(Dataset rows for apps and sites)
· · · · · · ·
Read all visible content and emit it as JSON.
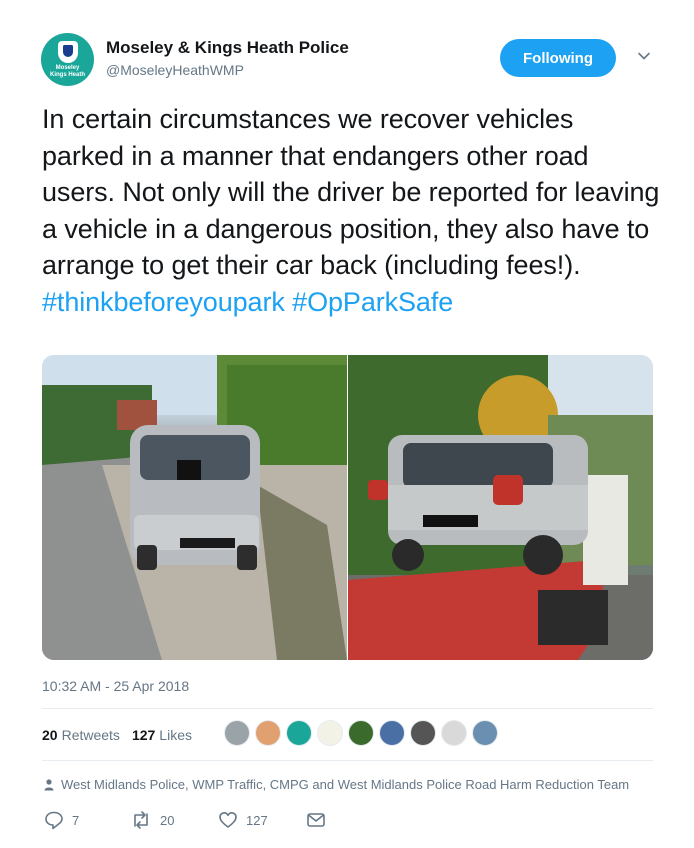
{
  "header": {
    "avatar_text_line1": "Moseley",
    "avatar_text_line2": "Kings Heath",
    "display_name": "Moseley & Kings Heath Police",
    "handle": "@MoseleyHeathWMP",
    "follow_label": "Following"
  },
  "tweet": {
    "text": "In certain circumstances we recover vehicles parked in a manner that endangers other road users. Not only will the driver be reported for leaving a vehicle in a dangerous position, they also have to arrange to get their car back (including fees!).",
    "hashtag1": "#thinkbeforeyoupark",
    "hashtag2": "#OpParkSafe"
  },
  "timestamp": "10:32 AM - 25 Apr 2018",
  "stats": {
    "retweets_count": "20",
    "retweets_label": "Retweets",
    "likes_count": "127",
    "likes_label": "Likes"
  },
  "likers": [
    {
      "color": "#9aa3a8"
    },
    {
      "color": "#e0a070"
    },
    {
      "color": "#1aa79a"
    },
    {
      "color": "#f2f2e6"
    },
    {
      "color": "#3b6b2c"
    },
    {
      "color": "#4a6fa5"
    },
    {
      "color": "#555555"
    },
    {
      "color": "#d9d9d9"
    },
    {
      "color": "#6a8fb0"
    }
  ],
  "attribution": "West Midlands Police, WMP Traffic, CMPG and West Midlands Police Road Harm Reduction Team",
  "actions": {
    "replies": "7",
    "retweets": "20",
    "likes": "127"
  },
  "colors": {
    "accent": "#1da1f2",
    "text": "#14171a",
    "muted": "#657786"
  },
  "icons": [
    "chevron-down-icon",
    "person-icon",
    "reply-icon",
    "retweet-icon",
    "heart-icon",
    "message-icon"
  ]
}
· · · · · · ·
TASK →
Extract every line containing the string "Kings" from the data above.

COMPLETED TASK →
    "avatar_text_line2": "Kings Heath",
    "display_name": "Moseley & Kings Heath Police",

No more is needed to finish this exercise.